Engineering bioactive nanoparticles to restore damaged stem cells

Donny Hanjaya-Putra assistant professor of aerospace and mechanical engineering holds a vial of specially engineered nanoparticle backpacks.

Within a newborn’s umbilical cord lie potentially life-saving stem cells that can be used to fight diseases like lymphoma and leukemia. That is why many new parents elect to store their infant’s stem cell-rich umbilical cord blood.

But in the 6-15 percent of pregnancies affected by gestational diabetes, parents lack this option because the condition damages the stem cells and renders them useless.

Now, in a new study in Communications Biology, bioengineers at the University of Notre Dame have shown that a new strategy can restore the damaged stem cells and enable them to grow new tissues again.

At the heart of this new approach are specially engineered nanoparticles. At just 150 nanometers in diameter — about a quarter of the size of a red blood cell — each spherical nanoparticle is able to store medicine and deliver it just to the stem cells themselves by attaching directly onto the stem cells’ surface. Due to their special formulation or “tuning,” the particles release the medicine slowly, making it highly effective even at very low doses.

Donny Hanjaya-Putra, assistant professor of aerospace and mechanical engineering, directs the lab where the study was conducted. He describes the process using an analogy. “Each stem cell is like a soldier. It is smart and effective; it knows where to go and what to do. But the ‘soldiers’ we are working with are injured and weak. By providing them with this nanoparticle ‘backpack,’ we are giving them what they need to work effectively again.”

Bioengineering Ph.D. student Eva Hall removing stem cell samples from freezer.
Bioengineering Ph.D. student Eva Hall inspects stem cells under the microscope.
Hanjaya-Putra and bioengineering Ph.D. student Eva Hall inspect stem cells under the microscope.
Bioengineering Ph.D. student Eva Hall with Prof. Donny Hanjaya-Putra

The main test for the new “backpack”-equipped stem cells was whether or not they could form new tissues. Hanjaya-Putra and his team tested damaged cells without “backpacks” and observed that they moved slowly and formed imperfect tissues. But when Hanjaya-Putra and his team applied “backpacks,” previously damaged stem cells began forming new blood vessels, both when inserted in synthetic polymers and when implanted under the skin of lab mice, two environments meant to simulate the conditions of the human body.

Although it may be years before this new technique reaches actual healthcare settings, Hanjaya-Putra explains that it has the clearest path of any method developed so far.

“Methods that involve injecting the medicine directly into the bloodstream come with many unwanted risks and side effects,” Hanjaya-Putra explains. In addition, new methods like gene editing face a long path to Food and Drug Administration (FDA) approval. But Hanjaya-Putra’s technique used only methods and materials already approved for clinical settings by the FDA.
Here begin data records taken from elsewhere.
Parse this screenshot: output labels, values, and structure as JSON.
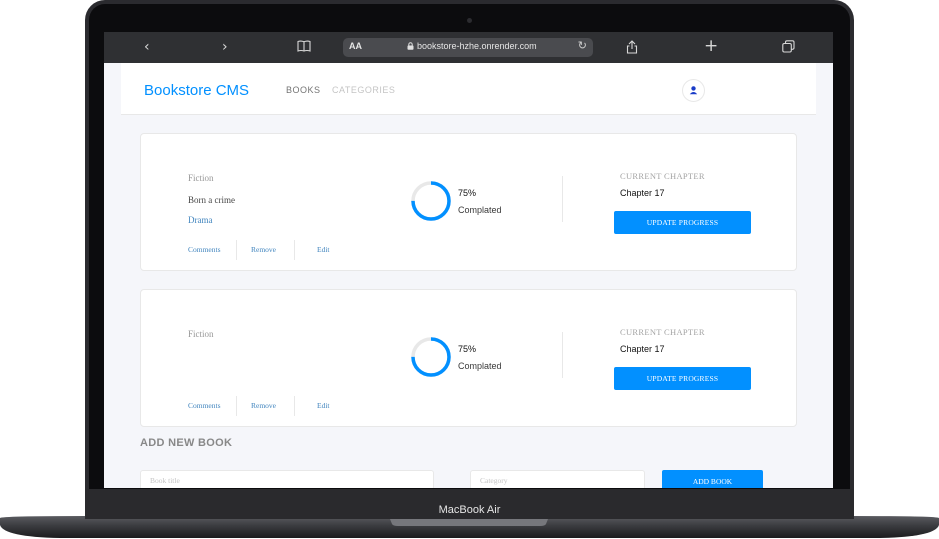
{
  "browser": {
    "url": "bookstore-hzhe.onrender.com",
    "text_size_label": "AA",
    "icons": {
      "back": "chevron-left-icon",
      "forward": "chevron-right-icon",
      "bookmarks": "book-icon",
      "reload": "reload-icon",
      "share": "share-icon",
      "new_tab": "plus-icon",
      "tabs": "tabs-icon"
    }
  },
  "header": {
    "brand": "Bookstore CMS",
    "nav": [
      "BOOKS",
      "CATEGORIES"
    ],
    "avatar_icon": "user-icon"
  },
  "books": [
    {
      "genre": "Fiction",
      "title": "Born a crime",
      "author": "Drama",
      "actions": [
        "Comments",
        "Remove",
        "Edit"
      ],
      "progress_percent": "75%",
      "progress_value": 0.75,
      "progress_label": "Complated",
      "chapter_label": "CURRENT CHAPTER",
      "chapter": "Chapter 17",
      "update_button": "UPDATE PROGRESS"
    },
    {
      "genre": "Fiction",
      "title": "",
      "author": "",
      "actions": [
        "Comments",
        "Remove",
        "Edit"
      ],
      "progress_percent": "75%",
      "progress_value": 0.75,
      "progress_label": "Complated",
      "chapter_label": "CURRENT CHAPTER",
      "chapter": "Chapter 17",
      "update_button": "UPDATE PROGRESS"
    }
  ],
  "add_form": {
    "title": "ADD NEW BOOK",
    "title_placeholder": "Book title",
    "category_placeholder": "Category",
    "button": "ADD BOOK"
  },
  "device": {
    "label": "MacBook Air"
  },
  "colors": {
    "accent": "#0290ff",
    "link": "#4386bf",
    "page_bg": "#f5f6fa"
  }
}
Hanjaya-Putra attributes the study’s success to a highly interdisciplinary group of researchers. “This was a collaboration between chemical engineering, mechanical engineering, biology, and medicine — and I always find that the best science happens at the intersection of several different fields.”

The study’s lead author was a former Notre Dame postdoc Loan Bui, now a faculty member at the University of Dayton in Ohio; stem cell biologist Laura S. Haneline and former postdoctoral fellow Shanique Edwards from the Indiana University School of Medicine; Notre Dame Bioengineering Ph.D. students Eva Hall and Laura Alderfer; Notre Dame undergraduates Pietro Sainaghi, Kellen Round, and 2021 valedictorian Madeline Owen; Prakash Nallathamby, ​​research assistant professor, aerospace and mechanical engineering; and Siyuan Zhang from the UT Southwestern Medical Center.

The researchers hope their approach will be used to restore cells damaged by other types of pregnancy complications, such as preeclampsia.

“Instead of discarding the stem cells,” Hanjaya-Putra says, “in the future we hope clinicians will be able to rejuvenate them and use them to regenerate the body. For example, a baby born prematurely due to preeclampsia may have to stay in the NICU with an imperfectly formed lung. We hope our technology can improve this child’s developmental outcomes.”

The study was made possible by funding from Notre Dame’s Advancing Our Vision Initiative in Stem Cell Research, Notre Dame’s Science of Wellness Initiative, the Indiana Clinical and Translational Science Institute, the American Heart Association, and the National Institutes of Health.

— Brett Beasley, Notre Dame Research
Photos by Wes Evard, ND Engineering